Filter the entries beneath this task, copying only the lines that hold the word "subtitle".

Segment Start: Recorded information

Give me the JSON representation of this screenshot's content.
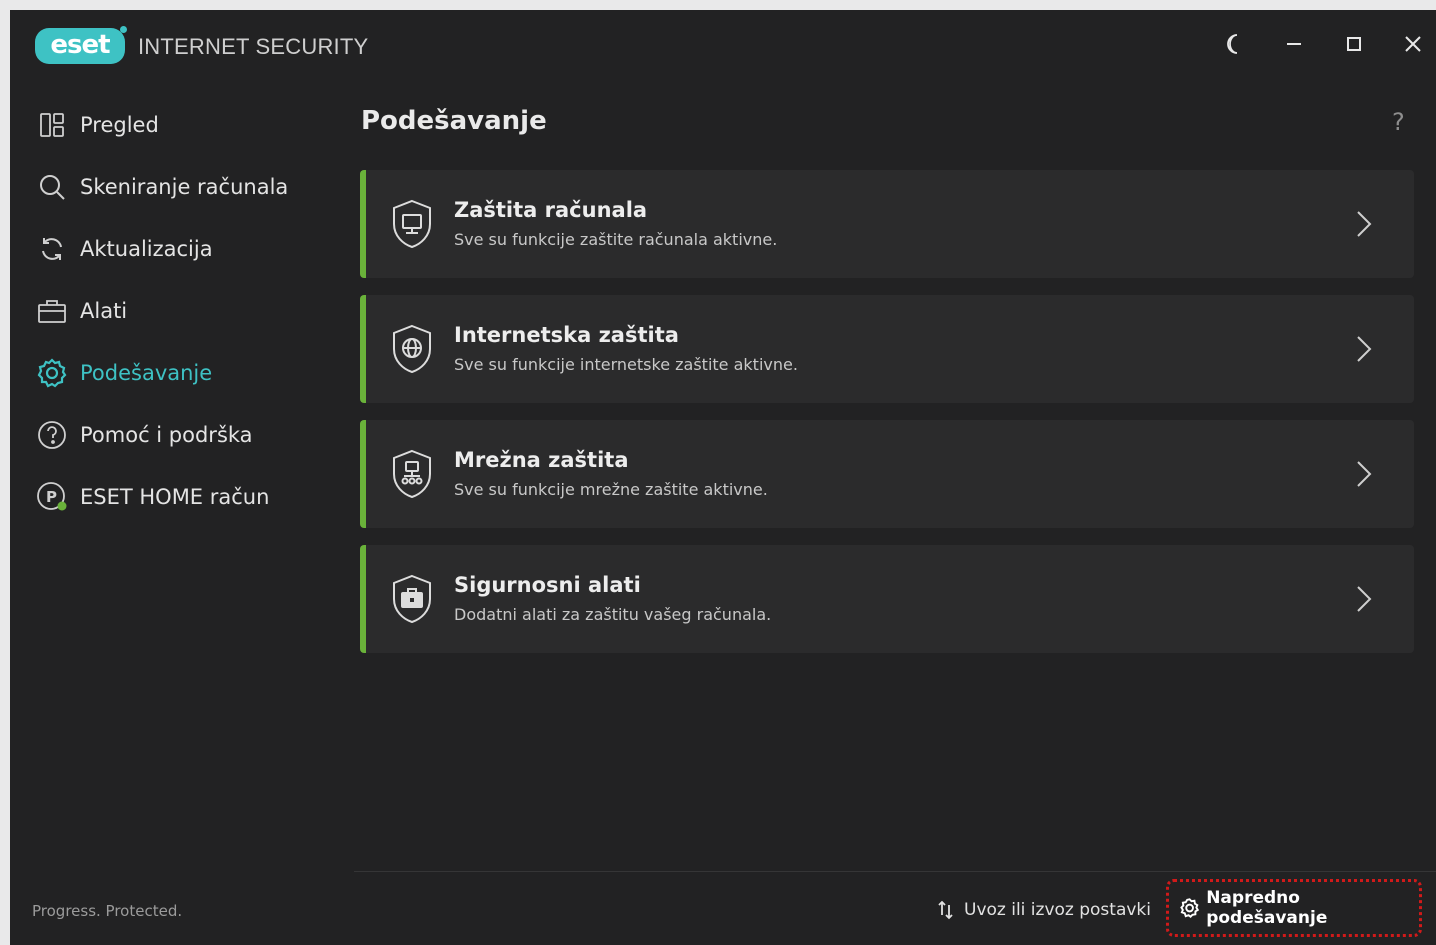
{
  "app": {
    "logo_text": "eset",
    "product_name": "INTERNET SECURITY",
    "accent_color": "#3ec2c4",
    "card_accent_color": "#6ab23a"
  },
  "window_controls": {
    "theme_icon": "moon-icon",
    "minimize_icon": "minimize-icon",
    "maximize_icon": "maximize-icon",
    "close_icon": "close-icon"
  },
  "sidebar": {
    "items": [
      {
        "label": "Pregled",
        "icon": "overview-icon",
        "active": false
      },
      {
        "label": "Skeniranje računala",
        "icon": "search-icon",
        "active": false
      },
      {
        "label": "Aktualizacija",
        "icon": "refresh-icon",
        "active": false
      },
      {
        "label": "Alati",
        "icon": "briefcase-icon",
        "active": false
      },
      {
        "label": "Podešavanje",
        "icon": "gear-icon",
        "active": true
      },
      {
        "label": "Pomoć i podrška",
        "icon": "question-icon",
        "active": false
      },
      {
        "label": "ESET HOME račun",
        "icon": "account-icon",
        "active": false
      }
    ],
    "tagline": "Progress. Protected."
  },
  "main": {
    "title": "Podešavanje",
    "help_label": "?",
    "cards": [
      {
        "title": "Zaštita računala",
        "subtitle": "Sve su funkcije zaštite računala aktivne.",
        "icon": "computer-shield-icon"
      },
      {
        "title": "Internetska zaštita",
        "subtitle": "Sve su funkcije internetske zaštite aktivne.",
        "icon": "globe-shield-icon"
      },
      {
        "title": "Mrežna zaštita",
        "subtitle": "Sve su funkcije mrežne zaštite aktivne.",
        "icon": "network-shield-icon"
      },
      {
        "title": "Sigurnosni alati",
        "subtitle": "Dodatni alati za zaštitu vašeg računala.",
        "icon": "toolbox-shield-icon"
      }
    ]
  },
  "footer": {
    "import_export_label": "Uvoz ili izvoz postavki",
    "advanced_label": "Napredno podešavanje"
  }
}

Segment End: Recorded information

> _Solution to this exercise_:
        "subtitle": "Sve su funkcije zaštite računala aktivne.",
        "subtitle": "Sve su funkcije internetske zaštite aktivne.",
        "subtitle": "Sve su funkcije mrežne zaštite aktivne.",
        "subtitle": "Dodatni alati za zaštitu vašeg računala.",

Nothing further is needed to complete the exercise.